In addition to weight loss, higher physical activity levels have been associated with decreased risk of breast cancers. "Very interestingly, this can be independent of BMI, estrogen receptor status of the tumor, hormone therapy, and smoking," Bea noted, during her presentation. "Unfortunately, Americans are not getting adequate physical activity."
A little less than 20 percent of U.S. adults are getting the recommended physical activity. Similarly, adolescents are about 17-20 percent compliant, according to Bea. "And so, we need to turn the tide on physical activity as well, even if you can't move the needle on the scale for weight, physical activity can have an effect."
Does obesity modify the relationship between physical activity and breast cancer risk? Research suggests it does. A meta-analysis (Breast Cancer Res Treat 2017;166(2):367-381) showed that, "Overall, a significant reduction in the relative risk of breast cancer was found in postmenopausal women with high versus low levels of physical activity for women with a BMI <25 kg/m2(RR 0.85, 95% CI 0.79, 0.92) and ≥25 kg/m2 (RR 0.87, 95% CI 0.81, 0.93) but not ≥30 kg/m2 (RR: 0.93, 95% CI 0.76, 1.13)."
"Perhaps for those in the obese category of the BMI, we need both weight loss and physical activity," noted Bea.
Challenges to Be Addressed
"We have many challenges when we study obesity and breast cancer associations, one of which is understanding the complexity of the disease of obesity," Bea explained. "We still don't fully understand the endogenous and exogenous hormonal influences; there are differences between specific fat depots and we still need that practical, but concise measure of adiposity.
It is likely that we will need different treatments for different individuals and maybe combinations of treatments for obesity," she continued.
Additionally, there are very few studies prospectively set out to study weight loss for breast cancer prevention. "We need to get those going and have long term follow-up," she noted.
It is also important to consider long-term interventions. "Twelve weeks of an intervention or a year of an intervention to then look a decade down the road probably isn't going to cut it," Bea suggested. "We need to be thinking about reenrolling, booster sessions, etc., in order to address our communities.
"And lastly, in my group, we see a lot of underserved participants and patients and they have competing priorities and cancer prevention is really not at the top of their list, so how do we deal with that?"
Bea and her team are working to address this in a number of ways, including the program, "Restoring Balance in Indian Country."
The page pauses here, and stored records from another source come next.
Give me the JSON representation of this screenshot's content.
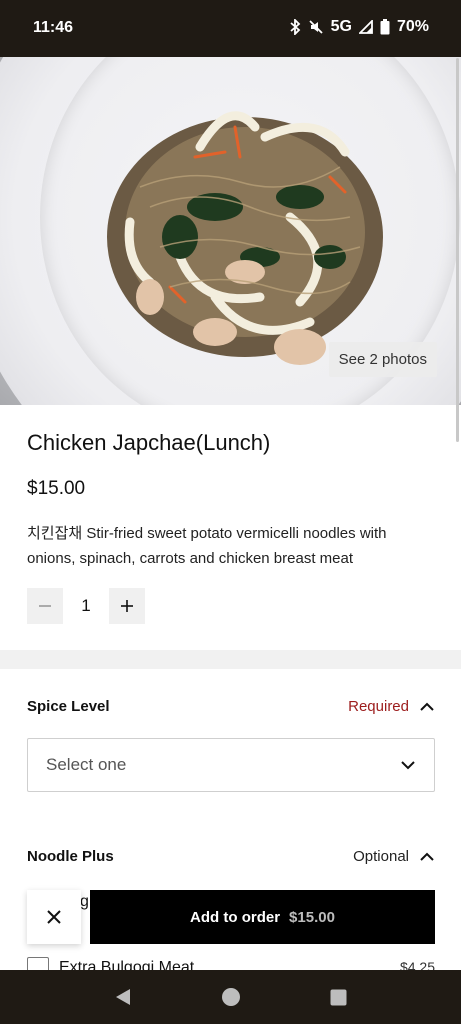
{
  "status_bar": {
    "time": "11:46",
    "network": "5G",
    "battery": "70%",
    "icons": [
      "bluetooth-icon",
      "mute-icon",
      "signal-icon",
      "battery-icon"
    ]
  },
  "hero": {
    "see_photos_label": "See 2 photos"
  },
  "item": {
    "title": "Chicken Japchae(Lunch)",
    "price": "$15.00",
    "description": "치킨잡채 Stir-fried sweet potato vermicelli noodles with onions, spinach, carrots and chicken breast meat",
    "quantity": "1"
  },
  "spice_level": {
    "label": "Spice Level",
    "status": "Required",
    "select_placeholder": "Select one"
  },
  "noodle_plus": {
    "label": "Noodle Plus",
    "status": "Optional",
    "partial_option_text": "g",
    "options": [
      {
        "label": "Extra Bulgogi Meat",
        "price": "$4.25"
      }
    ]
  },
  "footer": {
    "add_label": "Add to order",
    "add_amount": "$15.00"
  },
  "colors": {
    "required": "#9c1c1c",
    "primary_button": "#000000",
    "system_bar": "#1f1a14"
  }
}
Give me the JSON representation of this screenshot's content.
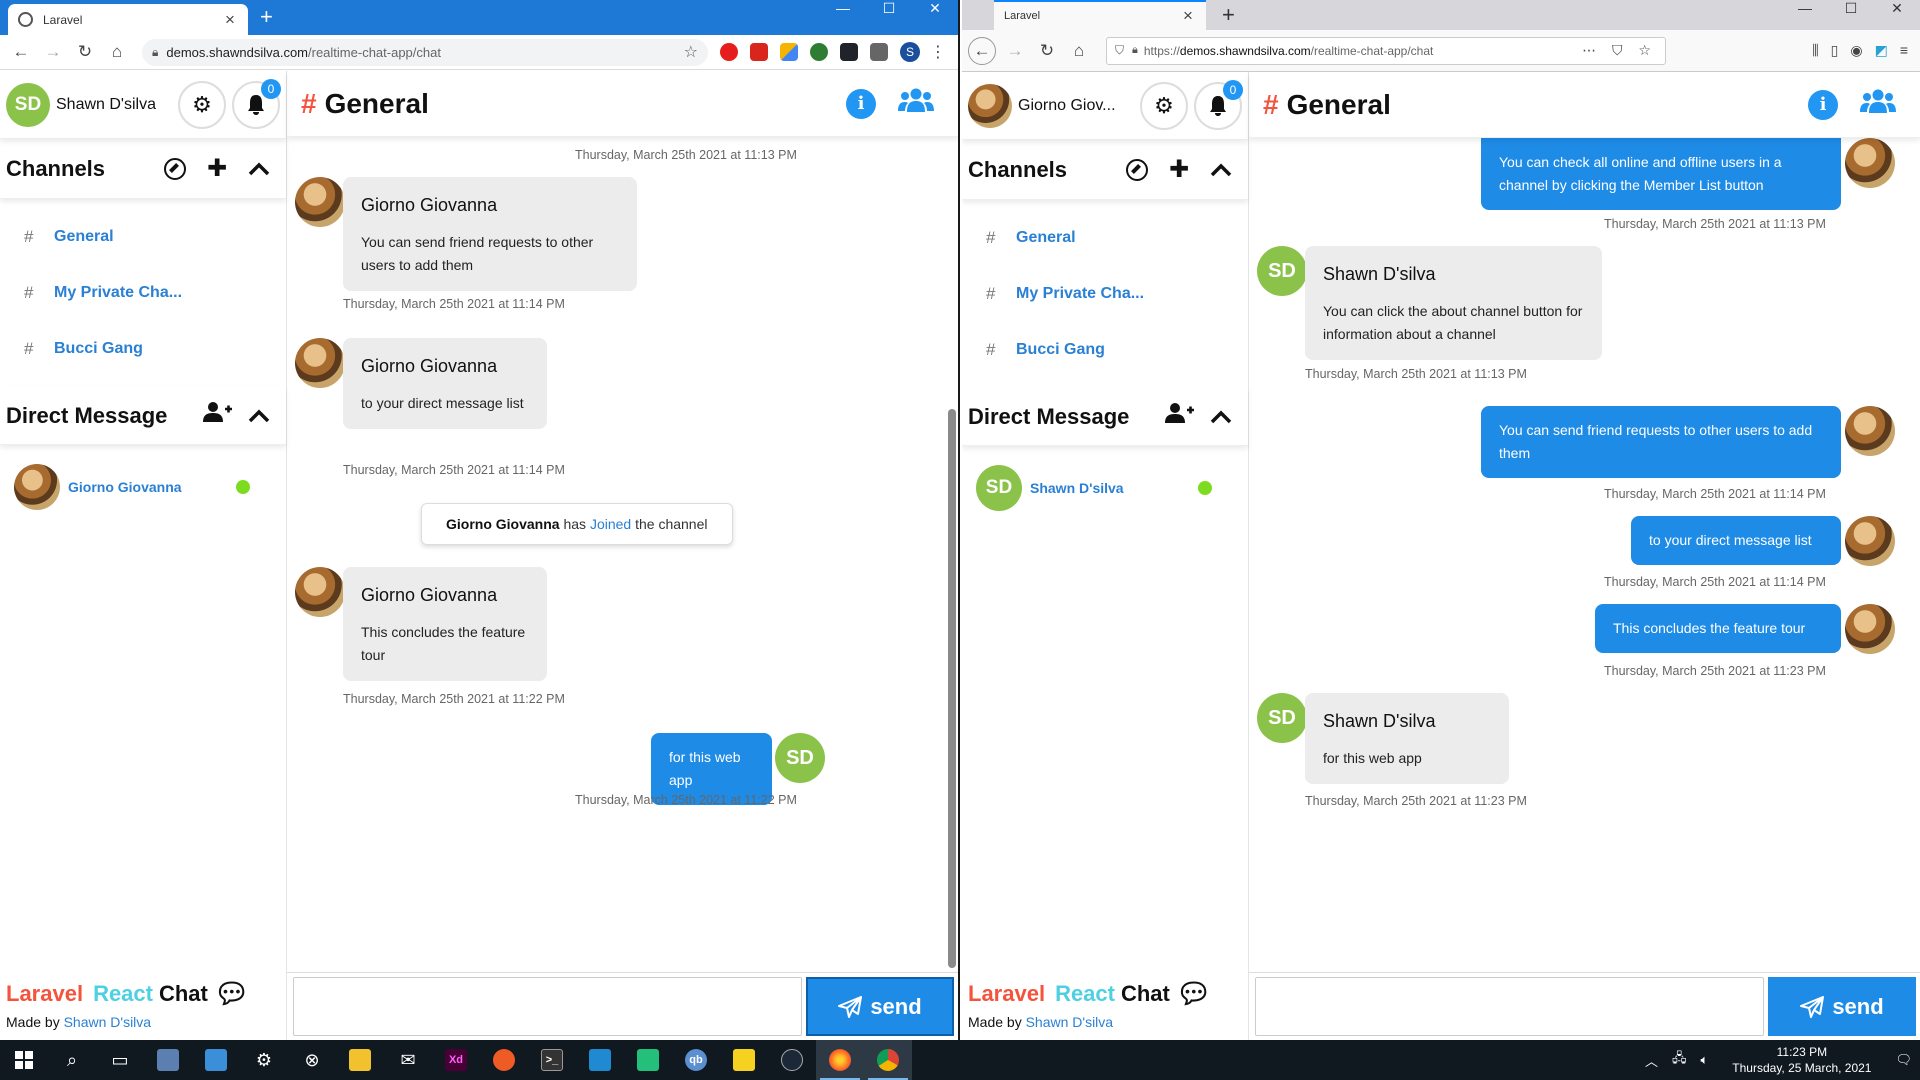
{
  "left_browser": {
    "tab_title": "Laravel",
    "url_host": "demos.shawndsilva.com",
    "url_path": "/realtime-chat-app/chat",
    "profile_initial": "S"
  },
  "right_browser": {
    "tab_title": "Laravel",
    "url_scheme": "https://",
    "url_host": "demos.shawndsilva.com",
    "url_path": "/realtime-chat-app/chat"
  },
  "left_app": {
    "user": {
      "initials": "SD",
      "name": "Shawn D'silva"
    },
    "notification_count": "0",
    "channels_title": "Channels",
    "channels": [
      {
        "hash": "#",
        "name": "General"
      },
      {
        "hash": "#",
        "name": "My Private Cha..."
      },
      {
        "hash": "#",
        "name": "Bucci Gang"
      }
    ],
    "dm_title": "Direct Message",
    "dms": [
      {
        "name": "Giorno Giovanna",
        "status": "online"
      }
    ],
    "brand": {
      "laravel": "Laravel",
      "react": "React",
      "chat": "Chat",
      "made_by": "Made by",
      "author": "Shawn D'silva"
    },
    "chat": {
      "hash": "#",
      "title": "General",
      "info_label": "i",
      "send_label": "send",
      "messages": [
        {
          "time": "Thursday, March 25th 2021 at 11:13 PM"
        },
        {
          "sender": "Giorno Giovanna",
          "text": "You can send friend requests to other users to add them",
          "time": "Thursday, March 25th 2021 at 11:14 PM"
        },
        {
          "sender": "Giorno Giovanna",
          "text": "to your direct message list",
          "time": "Thursday, March 25th 2021 at 11:14 PM"
        },
        {
          "system_user": "Giorno Giovanna",
          "system_has": "has",
          "system_action": "Joined",
          "system_rest": "the channel"
        },
        {
          "sender": "Giorno Giovanna",
          "text": "This concludes the feature tour",
          "time": "Thursday, March 25th 2021 at 11:22 PM"
        },
        {
          "initials": "SD",
          "text": "for this web app",
          "time": "Thursday, March 25th 2021 at 11:22 PM"
        }
      ]
    }
  },
  "right_app": {
    "user": {
      "name": "Giorno Giov..."
    },
    "notification_count": "0",
    "channels_title": "Channels",
    "channels": [
      {
        "hash": "#",
        "name": "General"
      },
      {
        "hash": "#",
        "name": "My Private Cha..."
      },
      {
        "hash": "#",
        "name": "Bucci Gang"
      }
    ],
    "dm_title": "Direct Message",
    "dms": [
      {
        "initials": "SD",
        "name": "Shawn D'silva",
        "status": "online"
      }
    ],
    "brand": {
      "laravel": "Laravel",
      "react": "React",
      "chat": "Chat",
      "made_by": "Made by",
      "author": "Shawn D'silva"
    },
    "chat": {
      "hash": "#",
      "title": "General",
      "info_label": "i",
      "send_label": "send",
      "messages": [
        {
          "text": "You can check all online and offline users in a channel by clicking the Member List button",
          "time": "Thursday, March 25th 2021 at 11:13 PM"
        },
        {
          "initials": "SD",
          "sender": "Shawn D'silva",
          "text": "You can click the about channel button for information about a channel",
          "time": "Thursday, March 25th 2021 at 11:13 PM"
        },
        {
          "text": "You can send friend requests to other users to add them",
          "time": "Thursday, March 25th 2021 at 11:14 PM"
        },
        {
          "text": "to your direct message list",
          "time": "Thursday, March 25th 2021 at 11:14 PM"
        },
        {
          "text": "This concludes the feature tour",
          "time": "Thursday, March 25th 2021 at 11:23 PM"
        },
        {
          "initials": "SD",
          "sender": "Shawn D'silva",
          "text": "for this web app",
          "time": "Thursday, March 25th 2021 at 11:23 PM"
        }
      ]
    }
  },
  "taskbar": {
    "time": "11:23 PM",
    "date": "Thursday, 25 March, 2021",
    "apps": [
      "start",
      "search",
      "task-view",
      "settings",
      "xbox",
      "file-explorer",
      "mail",
      "adobe-xd",
      "postman",
      "terminal",
      "vscode",
      "vscode-insiders",
      "qbittorrent",
      "player",
      "steam",
      "firefox",
      "chrome"
    ]
  },
  "colors": {
    "accent": "#1e8be6",
    "brand_red": "#f4533c",
    "brand_cyan": "#4dd0e1",
    "online": "#7ddc1f",
    "sd_avatar": "#8bc34a"
  }
}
"This is survivor focused in terms of outcomes, but we are taking up to two family members that don't have cancer," she explained. "So it is an opportunity for primary prevention in a group that has high levels of adiposity, diabetes, family history of cancer, etc.
"This is one way we can start to target prevention in ongoing survivor studies," she continued. "We have four sites in and around Navajo nation as well as outreach materials for primary prevention."
The lifestyle guidelines from the WCRF/AICR project are multifaceted, according to Bea. It's not just about weight. It is also about being physically active, a diet rich in whole grains, a lower consumption of fast foods, etc.
"What we have seen overtime is adherence to five or more of these guidelines can reduce the risk of breast cancer up to 60 percent," she added. "That is on the high end, but very promising and each additional recommendation met in that study so an additional reduction."
Bea noted that a systematic review of these guidelines and others was recently done, which showed a range of 13-60 percent reduction in breast cancer risk, which is "clinically relevant and should be considered a key avenue for preventing breast cancer."
Catlin Nalley is associate editor.